Hints:  The grains can be any of your favorites, rice, quinoa, buckwheat, etc.  Either cook them from scratch, or use frozen grains and microwave them, or use instant whole grains and cook for only a few minutes.  Use either canned beans (they come in many varieties), or slow-cooked beans (less heat in your kitchen in the summer and less time over the stove).  You can eat them either warm or cold.  If you have leftover grains and beans in your refrigerator, this can be a really fast meal.  I usually use frozen organic corn kernels, thawed under cold running water until tender, and then drained well.  Read labels carefully to find baked chips without added fat, or make your own chips from soft corn tortillas.  Cut them into wedges, spritz with water and bake at 300 degrees until crispy.

Nelson's Rye Bread
This recipe was developed by my brother-in-law, Nelson Van Elderen, based on a favorite Dutch treat, Roggebrood, that my parents ate throughout their lives.  This Dutch rye bread is very moist and usually eaten in very thin slices, either topped with one of the spreads listed above, or plain. It is usually served chilled.

Preparation Time:  15 minutes
Cooking Time:  70 minutes
Servings:  makes 1 loaf

3 cups cracked rye meal
1 cup whole wheat flour
½ cup dark molasses
2 ½ cups hot water
1 teaspoon salt

Preheat oven to 325 degrees.


Mix all the ingredients together in a bowl.  Pour the batter into a loaf pan, cover with a piece of parchment paper and then cover with aluminum foil.  Bake for about 70 minutes, until the bread is still moist on top, but not "jiggly".  This may take longer depending on where you live or the temperature of your oven.  The bread does not rise like a regular loaf of bread, and it is stored in the refrigerator so it is still quite moist when served.


Hints:  If you bake this in a glass loaf pan you will need to lightly oil and flour the bottom of your pan before adding the batter.  If you have a silicone loaf pan you will not need to do this, but your baking time will most likely be only 60 minutes.


Bean and Corn One Dish Meal
This last recipe is by Carol Fitzgerald and it is one you can watch on YouTube. Here is the link and I hope you enjoy this as much as I did.
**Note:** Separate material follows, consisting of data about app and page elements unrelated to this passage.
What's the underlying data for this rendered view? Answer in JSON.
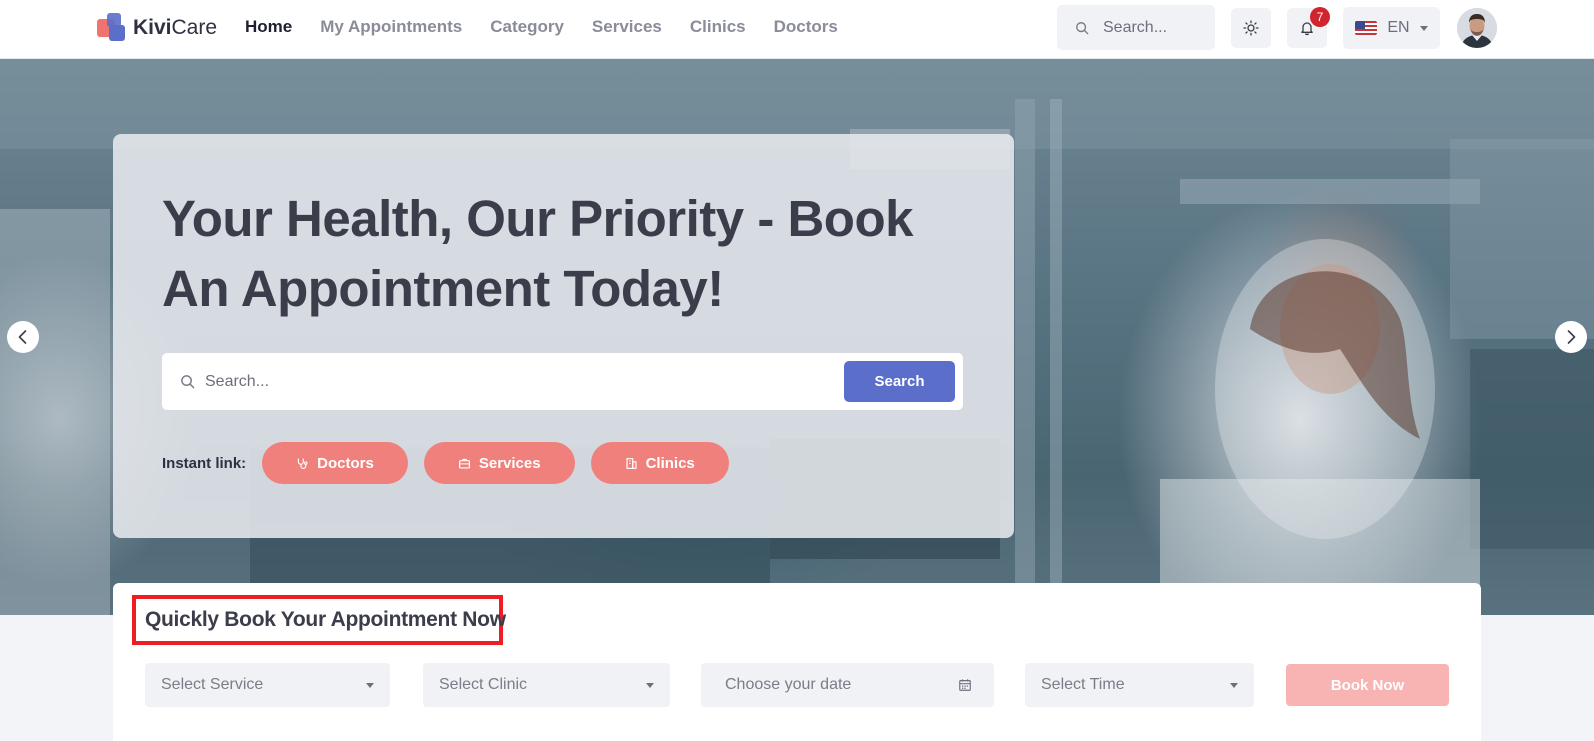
{
  "header": {
    "logo": {
      "text_bold": "Kivi",
      "text_regular": "Care"
    },
    "nav": [
      {
        "label": "Home",
        "active": true
      },
      {
        "label": "My Appointments",
        "active": false
      },
      {
        "label": "Category",
        "active": false
      },
      {
        "label": "Services",
        "active": false
      },
      {
        "label": "Clinics",
        "active": false
      },
      {
        "label": "Doctors",
        "active": false
      }
    ],
    "search_placeholder": "Search...",
    "theme_icon": "sun-icon",
    "notifications": {
      "icon": "bell-icon",
      "count": "7"
    },
    "language": {
      "flag": "us-flag-icon",
      "label": "EN"
    }
  },
  "hero": {
    "title": "Your Health, Our Priority - Book An Appointment Today!",
    "search_placeholder": "Search...",
    "search_button": "Search",
    "instant_label": "Instant link:",
    "instant_links": [
      {
        "label": "Doctors",
        "icon": "stethoscope-icon"
      },
      {
        "label": "Services",
        "icon": "briefcase-icon"
      },
      {
        "label": "Clinics",
        "icon": "building-icon"
      }
    ]
  },
  "booking": {
    "title": "Quickly Book Your Appointment Now",
    "service_placeholder": "Select Service",
    "clinic_placeholder": "Select Clinic",
    "date_placeholder": "Choose your date",
    "time_placeholder": "Select Time",
    "book_button": "Book Now"
  },
  "colors": {
    "primary": "#5b6ec9",
    "accent": "#f0807c",
    "book_disabled": "#f8b4b2",
    "highlight_border": "#ee1c25",
    "badge": "#d0252f"
  }
}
For better understanding and scientific support read The McDougall Program for Women and McDougall's Medicine - A Challenging Second Opinion (found in libraries and downloadable from my web Also see my Hot Topics on breast, prostate, and colon cancer (